East Northport resident Goldie Schreiber was born during World War I, before women could vote, and before the Spanish flu pandemic of 1918.
She has lived through other difficult times since then, including the Great Depression, the civil rights era and the Sept. 11, 2001, terrorist attacks.
On the eve of her 104th birthday, Schreiber said the secret to her longevity — even during another pandemic — is simple.
"I try to be good to everybody," she said. "I try my best to make the best of what I’ve got."
Schreiber, surrounded by "happy birthday" balloons, spoke Wednesday during a video call from her East Northport assisted-living facility, The Bristal.
Earlier Wednesday, she was joined by daughter Joyce Goldklank, of Melville, and her husband, Mark.
Joyce Goldklank, 78, said her mother has always been a pioneer of sorts, and a forward thinker. Goldklank noted the family's matriarch cast a ballot for president through the mail earlier this month.
Goldie Schreiber first cast a presidential ballot in 1940.
"The first president she voted for was FDR," Goldklank said. "She was always ahead of her time. … She was a woman born in 1916 and she graduated college."
Goldklank teared up reflecting on her mother’s life.
"It’s so great to have her here for so many years," she said.
Schreiber didn’t mince words when asked about her choice in 2020’s presidential election.
"Not that guy that is in there now," she said of President Donald Trump.
Joe Biden got her vote, Schreiber said.
"I voted for the Democrats. It’s important to vote. The world goes the right way, instead of the wrong way," she said.
Schreiber was born in Brooklyn and graduated from Brooklyn College in 1938 with a degree in education. She worked in real estate and property management in New York City, and was a longtime resident of Baldwin. Her husband Jerry died in 2013 at age 92, relatives said.
Goldklank said she was amazed her mother has lived through so much history.
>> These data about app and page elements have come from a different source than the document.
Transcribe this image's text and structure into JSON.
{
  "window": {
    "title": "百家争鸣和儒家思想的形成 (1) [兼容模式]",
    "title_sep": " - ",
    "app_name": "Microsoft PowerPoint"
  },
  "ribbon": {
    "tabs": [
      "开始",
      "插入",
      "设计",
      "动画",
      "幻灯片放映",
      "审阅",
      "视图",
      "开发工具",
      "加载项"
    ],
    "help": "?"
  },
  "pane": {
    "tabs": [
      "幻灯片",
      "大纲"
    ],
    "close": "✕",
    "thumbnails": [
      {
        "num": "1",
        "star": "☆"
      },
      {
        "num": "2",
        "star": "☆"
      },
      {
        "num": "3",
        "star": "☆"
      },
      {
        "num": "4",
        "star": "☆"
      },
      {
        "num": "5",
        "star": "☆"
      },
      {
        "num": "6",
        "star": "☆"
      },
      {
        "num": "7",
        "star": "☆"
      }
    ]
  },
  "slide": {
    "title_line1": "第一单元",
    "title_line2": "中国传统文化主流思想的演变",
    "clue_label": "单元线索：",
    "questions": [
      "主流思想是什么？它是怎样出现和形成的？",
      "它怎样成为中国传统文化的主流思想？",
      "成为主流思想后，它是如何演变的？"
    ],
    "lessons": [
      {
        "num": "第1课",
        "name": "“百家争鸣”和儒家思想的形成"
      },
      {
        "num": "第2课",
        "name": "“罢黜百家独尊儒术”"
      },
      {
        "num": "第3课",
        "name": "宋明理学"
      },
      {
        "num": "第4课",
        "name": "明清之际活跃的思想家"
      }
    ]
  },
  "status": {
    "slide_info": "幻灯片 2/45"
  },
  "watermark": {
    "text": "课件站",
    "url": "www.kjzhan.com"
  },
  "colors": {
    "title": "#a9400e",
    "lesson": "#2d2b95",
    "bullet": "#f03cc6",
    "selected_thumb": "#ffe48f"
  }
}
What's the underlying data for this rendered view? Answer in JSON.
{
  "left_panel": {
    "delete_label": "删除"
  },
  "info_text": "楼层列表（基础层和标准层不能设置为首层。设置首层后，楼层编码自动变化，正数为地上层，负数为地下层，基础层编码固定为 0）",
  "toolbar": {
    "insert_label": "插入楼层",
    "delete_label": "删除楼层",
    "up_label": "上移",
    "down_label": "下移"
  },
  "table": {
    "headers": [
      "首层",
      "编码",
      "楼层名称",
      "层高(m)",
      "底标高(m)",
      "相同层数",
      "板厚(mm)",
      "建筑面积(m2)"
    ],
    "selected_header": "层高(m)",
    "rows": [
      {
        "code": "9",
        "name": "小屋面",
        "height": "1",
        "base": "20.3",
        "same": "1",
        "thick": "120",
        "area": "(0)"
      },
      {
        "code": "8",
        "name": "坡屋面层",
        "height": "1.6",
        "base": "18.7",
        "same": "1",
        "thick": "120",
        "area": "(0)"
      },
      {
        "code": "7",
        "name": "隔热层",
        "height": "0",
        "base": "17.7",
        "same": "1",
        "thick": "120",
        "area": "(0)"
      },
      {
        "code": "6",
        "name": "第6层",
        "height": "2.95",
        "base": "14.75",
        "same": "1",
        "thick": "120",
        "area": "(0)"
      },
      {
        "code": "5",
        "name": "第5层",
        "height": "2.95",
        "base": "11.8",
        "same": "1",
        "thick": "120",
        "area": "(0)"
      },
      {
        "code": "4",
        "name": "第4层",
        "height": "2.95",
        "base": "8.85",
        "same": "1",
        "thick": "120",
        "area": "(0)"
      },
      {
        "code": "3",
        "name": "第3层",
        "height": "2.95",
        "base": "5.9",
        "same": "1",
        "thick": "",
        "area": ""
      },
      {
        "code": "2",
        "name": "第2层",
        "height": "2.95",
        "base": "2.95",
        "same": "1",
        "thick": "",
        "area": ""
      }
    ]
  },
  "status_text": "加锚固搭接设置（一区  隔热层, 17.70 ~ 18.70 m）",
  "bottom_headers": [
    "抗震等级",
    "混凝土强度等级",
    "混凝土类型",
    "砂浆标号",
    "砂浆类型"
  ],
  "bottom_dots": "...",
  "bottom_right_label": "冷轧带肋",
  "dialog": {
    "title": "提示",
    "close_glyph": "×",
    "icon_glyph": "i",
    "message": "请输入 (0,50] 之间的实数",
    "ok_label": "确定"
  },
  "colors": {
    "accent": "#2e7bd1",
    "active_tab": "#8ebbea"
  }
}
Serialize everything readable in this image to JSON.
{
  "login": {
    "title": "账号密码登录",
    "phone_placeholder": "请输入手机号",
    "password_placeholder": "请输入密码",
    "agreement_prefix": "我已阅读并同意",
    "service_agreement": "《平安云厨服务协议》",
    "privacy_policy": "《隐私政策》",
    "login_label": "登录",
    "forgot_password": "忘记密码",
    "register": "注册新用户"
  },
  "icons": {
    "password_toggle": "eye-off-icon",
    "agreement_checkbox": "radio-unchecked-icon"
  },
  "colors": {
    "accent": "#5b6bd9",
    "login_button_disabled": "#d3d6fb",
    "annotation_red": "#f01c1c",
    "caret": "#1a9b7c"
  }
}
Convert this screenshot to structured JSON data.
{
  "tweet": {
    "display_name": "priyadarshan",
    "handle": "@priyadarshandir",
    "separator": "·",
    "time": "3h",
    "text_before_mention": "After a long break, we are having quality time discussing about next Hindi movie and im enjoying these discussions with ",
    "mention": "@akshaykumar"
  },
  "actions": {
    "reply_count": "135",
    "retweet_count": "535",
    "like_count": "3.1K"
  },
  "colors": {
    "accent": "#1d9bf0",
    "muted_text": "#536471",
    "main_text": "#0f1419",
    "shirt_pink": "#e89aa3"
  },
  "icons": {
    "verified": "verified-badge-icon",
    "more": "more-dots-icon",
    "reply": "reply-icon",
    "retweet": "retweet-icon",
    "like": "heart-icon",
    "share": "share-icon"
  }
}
She said the pandemic has been difficult for her mom. COVID-19 prevented Goldklank from seeing her mother for at least four months. Schreiber has also been unable to see her grandchildren, Goldklank said.
The isolation caused Schreiber to lose weight as she battled other ailments, but both her spirits and health have improved, Goldklank said.
Schreiber now uses a wheelchair but two years ago, she was walking an hour a day in 15-minute intervals, her daughter said.
"She used to say, ‘I hate it. I hate it. But if I don’t walk, I’ll probably never get out of bed,’ " Goldklank said.
Thursday will be dubbed "Goldie Schreiber Day" at her assisted-living facility, said Barbara Heaphy, recreation director there, adding that Schreiber is a delightful resident.
"She’s living in this time that is so dark and unprecedented," Heaphy said. "She’s such a bright light — she’s our Goldie."
After 104 years, Schreiber said her life has provided all the gifts she needs.
"I have a wonderful family," she said. "My special gifts are my grandchildren, and my daughter and her husband. What more can you want when you got the family and all that comes with it?"